■ AIM OF THE TASK ■
Skip the pictures and give back the rest of the listing exactly.

——————————

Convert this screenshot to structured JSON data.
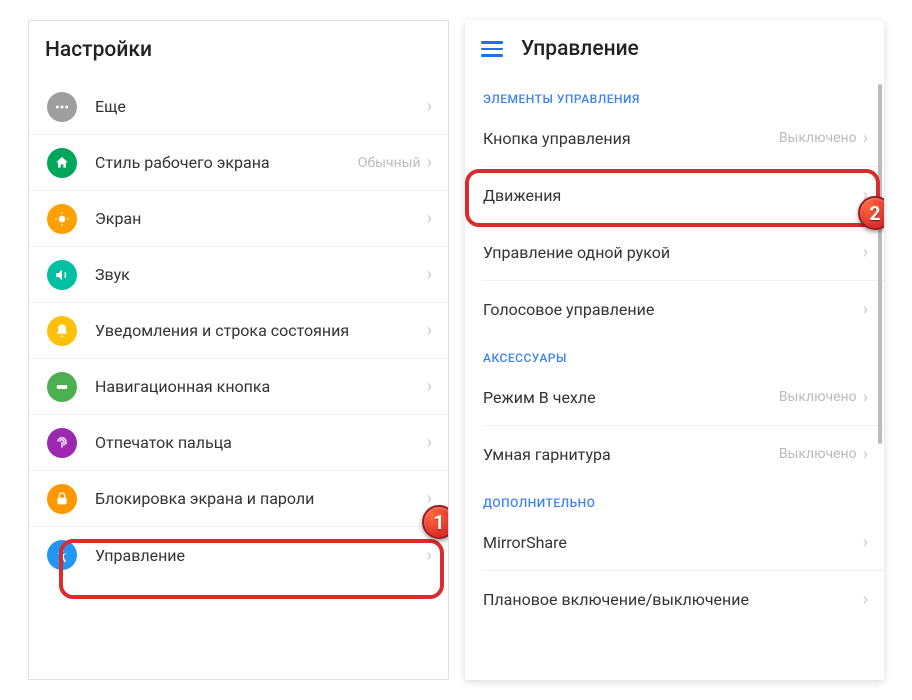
{
  "left": {
    "title": "Настройки",
    "items": [
      {
        "label": "Еще",
        "value": ""
      },
      {
        "label": "Стиль рабочего экрана",
        "value": "Обычный"
      },
      {
        "label": "Экран",
        "value": ""
      },
      {
        "label": "Звук",
        "value": ""
      },
      {
        "label": "Уведомления и строка состояния",
        "value": ""
      },
      {
        "label": "Навигационная кнопка",
        "value": ""
      },
      {
        "label": "Отпечаток пальца",
        "value": ""
      },
      {
        "label": "Блокировка экрана и пароли",
        "value": ""
      },
      {
        "label": "Управление",
        "value": ""
      }
    ]
  },
  "right": {
    "title": "Управление",
    "sections": [
      {
        "header": "ЭЛЕМЕНТЫ УПРАВЛЕНИЯ",
        "items": [
          {
            "label": "Кнопка управления",
            "value": "Выключено"
          },
          {
            "label": "Движения",
            "value": ""
          },
          {
            "label": "Управление одной рукой",
            "value": ""
          },
          {
            "label": "Голосовое управление",
            "value": ""
          }
        ]
      },
      {
        "header": "АКСЕССУАРЫ",
        "items": [
          {
            "label": "Режим В чехле",
            "value": "Выключено"
          },
          {
            "label": "Умная гарнитура",
            "value": "Выключено"
          }
        ]
      },
      {
        "header": "ДОПОЛНИТЕЛЬНО",
        "items": [
          {
            "label": "MirrorShare",
            "value": ""
          },
          {
            "label": "Плановое включение/выключение",
            "value": ""
          }
        ]
      }
    ]
  },
  "badges": {
    "one": "1",
    "two": "2"
  }
}
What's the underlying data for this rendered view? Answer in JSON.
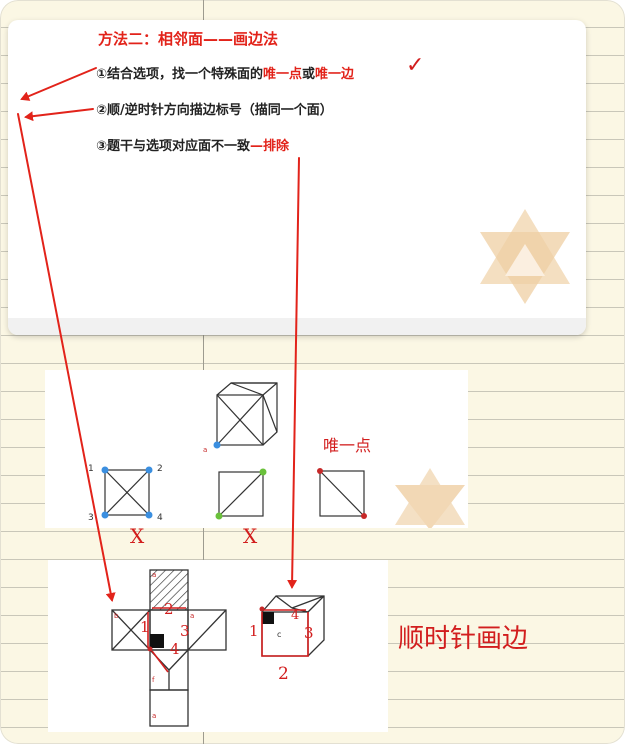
{
  "slide": {
    "title": "方法二：相邻面——画边法",
    "steps": [
      {
        "prefix": "①结合选项，找一个特殊面的",
        "em1": "唯一点",
        "mid": "或",
        "em2": "唯一边"
      },
      {
        "text": "②顺/逆时针方向描边标号（描同一个面）"
      },
      {
        "prefix": "③题干与选项对应面不一致",
        "em": "—排除"
      }
    ],
    "check_mark": "✓"
  },
  "options": {
    "cube_vertex_label": "a",
    "vertex_labels": [
      "1",
      "2",
      "3",
      "4"
    ],
    "verdicts": [
      "X",
      "X"
    ],
    "unique_point_note": "唯一点"
  },
  "net": {
    "face_labels": [
      "a",
      "b",
      "a",
      "f",
      "a"
    ],
    "handwritten_numbers": [
      "1",
      "2",
      "3",
      "4"
    ],
    "cube_face_label": "c",
    "cube_numbers": [
      "1",
      "2",
      "3",
      "4"
    ],
    "clockwise_note": "顺时针画边"
  },
  "colors": {
    "accent_red": "#e2231a",
    "ink_red": "#d21e1e",
    "blue_dot": "#3b8fe0",
    "green_dot": "#6ac13b"
  }
}
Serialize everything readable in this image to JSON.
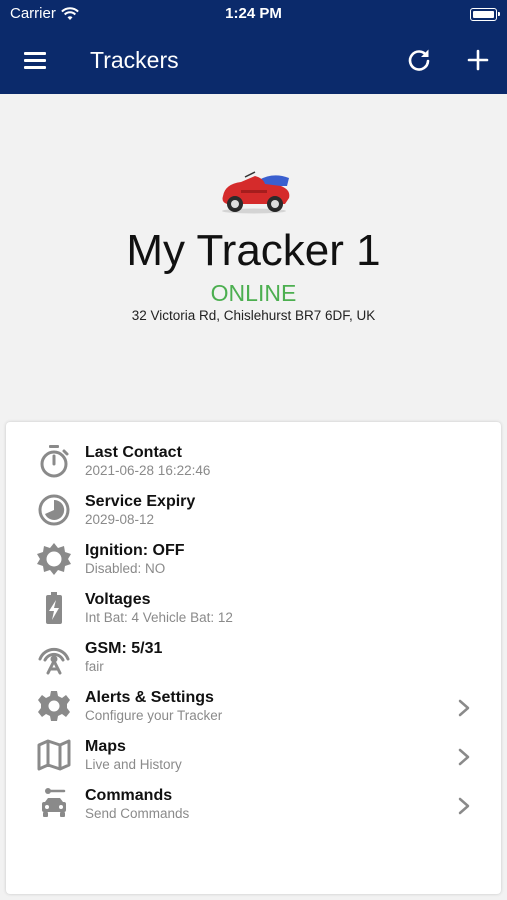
{
  "status_bar": {
    "carrier": "Carrier",
    "time": "1:24 PM"
  },
  "nav": {
    "title": "Trackers"
  },
  "tracker": {
    "name": "My Tracker 1",
    "status": "ONLINE",
    "address": "32 Victoria Rd, Chislehurst BR7 6DF, UK"
  },
  "rows": [
    {
      "title": "Last Contact",
      "subtitle": "2021-06-28 16:22:46",
      "icon": "stopwatch-icon"
    },
    {
      "title": "Service Expiry",
      "subtitle": "2029-08-12",
      "icon": "expiry-clock-icon"
    },
    {
      "title": "Ignition: OFF",
      "subtitle": "Disabled: NO",
      "icon": "sun-icon"
    },
    {
      "title": "Voltages",
      "subtitle": "Int Bat: 4 Vehicle Bat: 12",
      "icon": "battery-charging-icon"
    },
    {
      "title": "GSM: 5/31",
      "subtitle": "fair",
      "icon": "antenna-icon"
    },
    {
      "title": "Alerts & Settings",
      "subtitle": "Configure your Tracker",
      "icon": "gear-icon"
    },
    {
      "title": "Maps",
      "subtitle": "Live and History",
      "icon": "map-icon"
    },
    {
      "title": "Commands",
      "subtitle": "Send Commands",
      "icon": "car-command-icon"
    }
  ],
  "colors": {
    "header": "#0b2a6b",
    "online": "#4caf50",
    "icon_gray": "#8a8a8a"
  }
}
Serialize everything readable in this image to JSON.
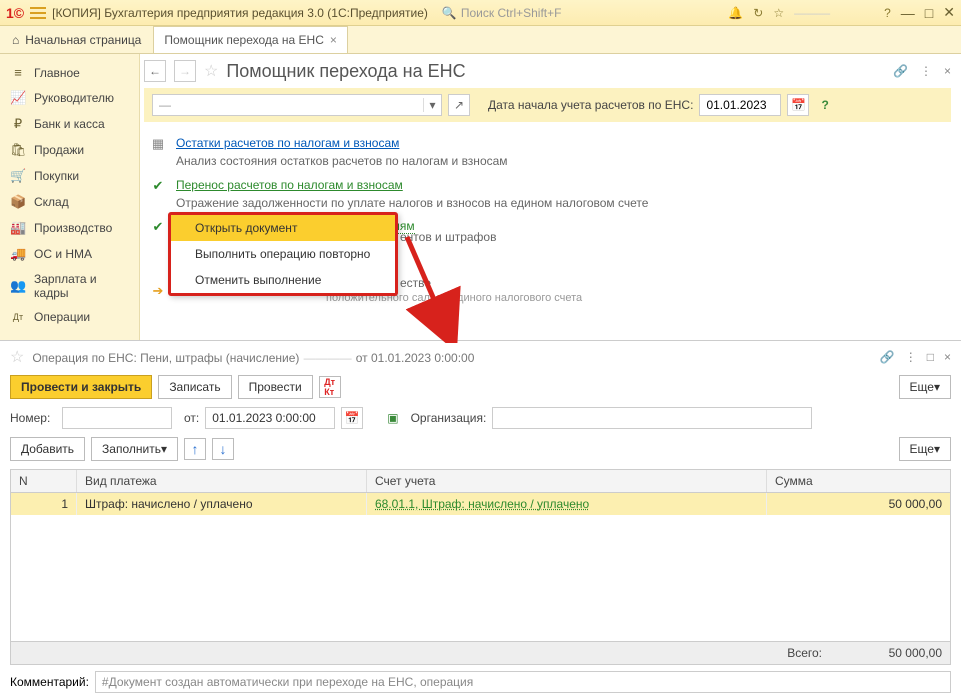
{
  "titlebar": {
    "app_title": "[КОПИЯ] Бухгалтерия предприятия         редакция 3.0  (1С:Предприятие)",
    "search_placeholder": "Поиск Ctrl+Shift+F"
  },
  "tabs": {
    "home": "Начальная страница",
    "active": "Помощник перехода на ЕНС"
  },
  "sidebar": {
    "items": [
      {
        "icon": "≡",
        "label": "Главное"
      },
      {
        "icon": "📈",
        "label": "Руководителю"
      },
      {
        "icon": "₽",
        "label": "Банк и касса"
      },
      {
        "icon": "🛍",
        "label": "Продажи"
      },
      {
        "icon": "🛒",
        "label": "Покупки"
      },
      {
        "icon": "📦",
        "label": "Склад"
      },
      {
        "icon": "🏭",
        "label": "Производство"
      },
      {
        "icon": "🚚",
        "label": "ОС и НМА"
      },
      {
        "icon": "👥",
        "label": "Зарплата и кадры"
      },
      {
        "icon": "Дт",
        "label": "Операции"
      }
    ]
  },
  "assistant": {
    "title": "Помощник перехода на ЕНС",
    "date_label": "Дата начала учета расчетов по ЕНС:",
    "date_value": "01.01.2023",
    "steps": {
      "s1_link": "Остатки расчетов по налогам и взносам",
      "s1_desc": "Анализ состояния остатков расчетов по налогам и взносам",
      "s2_link": "Перенос расчетов по налогам и взносам",
      "s2_desc": "Отражение задолженности по уплате налогов и взносов на едином налоговом счете",
      "s3_link": "Перенос расчетов по налоговым санкциям",
      "s3_tail": "ентов и штрафов",
      "s4_tail": "естве",
      "s4_desc": "положительного сальдо единого налогового счета"
    },
    "context_menu": {
      "i1": "Открыть документ",
      "i2": "Выполнить операцию повторно",
      "i3": "Отменить выполнение"
    }
  },
  "document": {
    "title_prefix": "Операция по ЕНС: Пени, штрафы (начисление)",
    "title_suffix": "от 01.01.2023 0:00:00",
    "buttons": {
      "run_close": "Провести и закрыть",
      "write": "Записать",
      "run": "Провести",
      "more": "Еще",
      "add": "Добавить",
      "fill": "Заполнить"
    },
    "labels": {
      "number": "Номер:",
      "from": "от:",
      "org": "Организация:",
      "comment": "Комментарий:"
    },
    "date_value": "01.01.2023  0:00:00",
    "table": {
      "headers": {
        "n": "N",
        "type": "Вид платежа",
        "account": "Счет учета",
        "sum": "Сумма"
      },
      "row": {
        "n": "1",
        "type": "Штраф: начислено / уплачено",
        "account": "68.01.1, Штраф: начислено / уплачено",
        "sum": "50 000,00"
      },
      "total_label": "Всего:",
      "total_value": "50 000,00"
    },
    "comment_value": "#Документ создан автоматически при переходе на ЕНС, операция"
  }
}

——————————

■ ANSWER AREA ■
Convert this screenshot to structured JSON data.
{
  "left": {
    "title": "Настройки",
    "items": [
      {
        "label": "Еще",
        "value": ""
      },
      {
        "label": "Стиль рабочего экрана",
        "value": "Обычный"
      },
      {
        "label": "Экран",
        "value": ""
      },
      {
        "label": "Звук",
        "value": ""
      },
      {
        "label": "Уведомления и строка состояния",
        "value": ""
      },
      {
        "label": "Навигационная кнопка",
        "value": ""
      },
      {
        "label": "Отпечаток пальца",
        "value": ""
      },
      {
        "label": "Блокировка экрана и пароли",
        "value": ""
      },
      {
        "label": "Управление",
        "value": ""
      }
    ]
  },
  "right": {
    "title": "Управление",
    "sections": [
      {
        "header": "ЭЛЕМЕНТЫ УПРАВЛЕНИЯ",
        "items": [
          {
            "label": "Кнопка управления",
            "value": "Выключено"
          },
          {
            "label": "Движения",
            "value": ""
          },
          {
            "label": "Управление одной рукой",
            "value": ""
          },
          {
            "label": "Голосовое управление",
            "value": ""
          }
        ]
      },
      {
        "header": "АКСЕССУАРЫ",
        "items": [
          {
            "label": "Режим В чехле",
            "value": "Выключено"
          },
          {
            "label": "Умная гарнитура",
            "value": "Выключено"
          }
        ]
      },
      {
        "header": "ДОПОЛНИТЕЛЬНО",
        "items": [
          {
            "label": "MirrorShare",
            "value": ""
          },
          {
            "label": "Плановое включение/выключение",
            "value": ""
          }
        ]
      }
    ]
  },
  "badges": {
    "one": "1",
    "two": "2"
  }
}
What's the underlying data for this rendered view? Answer in JSON.
{
  "slide": {
    "title": "方法二：相邻面——画边法",
    "steps": [
      {
        "prefix": "①结合选项，找一个特殊面的",
        "em1": "唯一点",
        "mid": "或",
        "em2": "唯一边"
      },
      {
        "text": "②顺/逆时针方向描边标号（描同一个面）"
      },
      {
        "prefix": "③题干与选项对应面不一致",
        "em": "—排除"
      }
    ],
    "check_mark": "✓"
  },
  "options": {
    "cube_vertex_label": "a",
    "vertex_labels": [
      "1",
      "2",
      "3",
      "4"
    ],
    "verdicts": [
      "X",
      "X"
    ],
    "unique_point_note": "唯一点"
  },
  "net": {
    "face_labels": [
      "a",
      "b",
      "a",
      "f",
      "a"
    ],
    "handwritten_numbers": [
      "1",
      "2",
      "3",
      "4"
    ],
    "cube_face_label": "c",
    "cube_numbers": [
      "1",
      "2",
      "3",
      "4"
    ],
    "clockwise_note": "顺时针画边"
  },
  "colors": {
    "accent_red": "#e2231a",
    "ink_red": "#d21e1e",
    "blue_dot": "#3b8fe0",
    "green_dot": "#6ac13b"
  }
}
Serialize everything readable in this image to JSON.
{
  "status_bar": {
    "carrier": "Carrier",
    "time": "1:24 PM"
  },
  "nav": {
    "title": "Trackers"
  },
  "tracker": {
    "name": "My Tracker 1",
    "status": "ONLINE",
    "address": "32 Victoria Rd, Chislehurst BR7 6DF, UK"
  },
  "rows": [
    {
      "title": "Last Contact",
      "subtitle": "2021-06-28 16:22:46",
      "icon": "stopwatch-icon"
    },
    {
      "title": "Service Expiry",
      "subtitle": "2029-08-12",
      "icon": "expiry-clock-icon"
    },
    {
      "title": "Ignition: OFF",
      "subtitle": "Disabled: NO",
      "icon": "sun-icon"
    },
    {
      "title": "Voltages",
      "subtitle": "Int Bat: 4 Vehicle Bat: 12",
      "icon": "battery-charging-icon"
    },
    {
      "title": "GSM: 5/31",
      "subtitle": "fair",
      "icon": "antenna-icon"
    },
    {
      "title": "Alerts & Settings",
      "subtitle": "Configure your Tracker",
      "icon": "gear-icon"
    },
    {
      "title": "Maps",
      "subtitle": "Live and History",
      "icon": "map-icon"
    },
    {
      "title": "Commands",
      "subtitle": "Send Commands",
      "icon": "car-command-icon"
    }
  ],
  "colors": {
    "header": "#0b2a6b",
    "online": "#4caf50",
    "icon_gray": "#8a8a8a"
  }
}
Serialize everything readable in this image to JSON.
{
  "titlebar": {
    "app_title": "[КОПИЯ] Бухгалтерия предприятия         редакция 3.0  (1С:Предприятие)",
    "search_placeholder": "Поиск Ctrl+Shift+F"
  },
  "tabs": {
    "home": "Начальная страница",
    "active": "Помощник перехода на ЕНС"
  },
  "sidebar": {
    "items": [
      {
        "icon": "≡",
        "label": "Главное"
      },
      {
        "icon": "📈",
        "label": "Руководителю"
      },
      {
        "icon": "₽",
        "label": "Банк и касса"
      },
      {
        "icon": "🛍",
        "label": "Продажи"
      },
      {
        "icon": "🛒",
        "label": "Покупки"
      },
      {
        "icon": "📦",
        "label": "Склад"
      },
      {
        "icon": "🏭",
        "label": "Производство"
      },
      {
        "icon": "🚚",
        "label": "ОС и НМА"
      },
      {
        "icon": "👥",
        "label": "Зарплата и кадры"
      },
      {
        "icon": "Дт",
        "label": "Операции"
      }
    ]
  },
  "assistant": {
    "title": "Помощник перехода на ЕНС",
    "date_label": "Дата начала учета расчетов по ЕНС:",
    "date_value": "01.01.2023",
    "steps": {
      "s1_link": "Остатки расчетов по налогам и взносам",
      "s1_desc": "Анализ состояния остатков расчетов по налогам и взносам",
      "s2_link": "Перенос расчетов по налогам и взносам",
      "s2_desc": "Отражение задолженности по уплате налогов и взносов на едином налоговом счете",
      "s3_link": "Перенос расчетов по налоговым санкциям",
      "s3_tail": "ентов и штрафов",
      "s4_tail": "естве",
      "s4_desc": "положительного сальдо единого налогового счета"
    },
    "context_menu": {
      "i1": "Открыть документ",
      "i2": "Выполнить операцию повторно",
      "i3": "Отменить выполнение"
    }
  },
  "document": {
    "title_prefix": "Операция по ЕНС: Пени, штрафы (начисление)",
    "title_suffix": "от 01.01.2023 0:00:00",
    "buttons": {
      "run_close": "Провести и закрыть",
      "write": "Записать",
      "run": "Провести",
      "more": "Еще",
      "add": "Добавить",
      "fill": "Заполнить"
    },
    "labels": {
      "number": "Номер:",
      "from": "от:",
      "org": "Организация:",
      "comment": "Комментарий:"
    },
    "date_value": "01.01.2023  0:00:00",
    "table": {
      "headers": {
        "n": "N",
        "type": "Вид платежа",
        "account": "Счет учета",
        "sum": "Сумма"
      },
      "row": {
        "n": "1",
        "type": "Штраф: начислено / уплачено",
        "account": "68.01.1, Штраф: начислено / уплачено",
        "sum": "50 000,00"
      },
      "total_label": "Всего:",
      "total_value": "50 000,00"
    },
    "comment_value": "#Документ создан автоматически при переходе на ЕНС, операция"
  }
}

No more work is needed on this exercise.